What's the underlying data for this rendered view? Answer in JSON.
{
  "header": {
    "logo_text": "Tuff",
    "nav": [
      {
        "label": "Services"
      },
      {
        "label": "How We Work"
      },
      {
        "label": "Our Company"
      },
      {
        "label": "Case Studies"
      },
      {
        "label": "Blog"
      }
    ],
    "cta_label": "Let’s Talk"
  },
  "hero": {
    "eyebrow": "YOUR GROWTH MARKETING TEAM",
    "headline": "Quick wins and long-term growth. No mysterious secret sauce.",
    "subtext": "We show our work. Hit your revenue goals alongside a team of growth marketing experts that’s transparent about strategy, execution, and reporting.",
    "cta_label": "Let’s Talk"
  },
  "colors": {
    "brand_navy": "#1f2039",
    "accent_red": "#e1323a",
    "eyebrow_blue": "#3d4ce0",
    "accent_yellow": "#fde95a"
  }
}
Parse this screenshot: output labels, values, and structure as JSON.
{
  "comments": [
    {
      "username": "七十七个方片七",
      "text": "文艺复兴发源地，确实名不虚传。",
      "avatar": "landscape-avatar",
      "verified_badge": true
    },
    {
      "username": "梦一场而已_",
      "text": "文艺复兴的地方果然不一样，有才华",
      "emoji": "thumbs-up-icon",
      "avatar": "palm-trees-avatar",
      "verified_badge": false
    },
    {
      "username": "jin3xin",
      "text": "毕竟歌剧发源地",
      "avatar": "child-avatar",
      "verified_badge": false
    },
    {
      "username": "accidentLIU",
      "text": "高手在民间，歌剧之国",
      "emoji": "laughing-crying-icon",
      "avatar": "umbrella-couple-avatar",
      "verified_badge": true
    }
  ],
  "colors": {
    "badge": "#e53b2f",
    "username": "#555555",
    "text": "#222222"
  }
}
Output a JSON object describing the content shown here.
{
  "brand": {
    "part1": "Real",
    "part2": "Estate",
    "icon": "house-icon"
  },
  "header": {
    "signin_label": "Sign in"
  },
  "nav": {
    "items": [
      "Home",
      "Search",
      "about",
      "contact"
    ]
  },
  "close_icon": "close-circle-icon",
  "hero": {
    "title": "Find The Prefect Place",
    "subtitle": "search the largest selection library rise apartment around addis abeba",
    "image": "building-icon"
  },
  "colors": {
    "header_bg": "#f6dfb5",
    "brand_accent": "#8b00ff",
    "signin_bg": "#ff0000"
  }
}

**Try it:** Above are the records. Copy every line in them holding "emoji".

**Output for this task:**
      "emoji": "thumbs-up-icon",
      "emoji": "laughing-crying-icon",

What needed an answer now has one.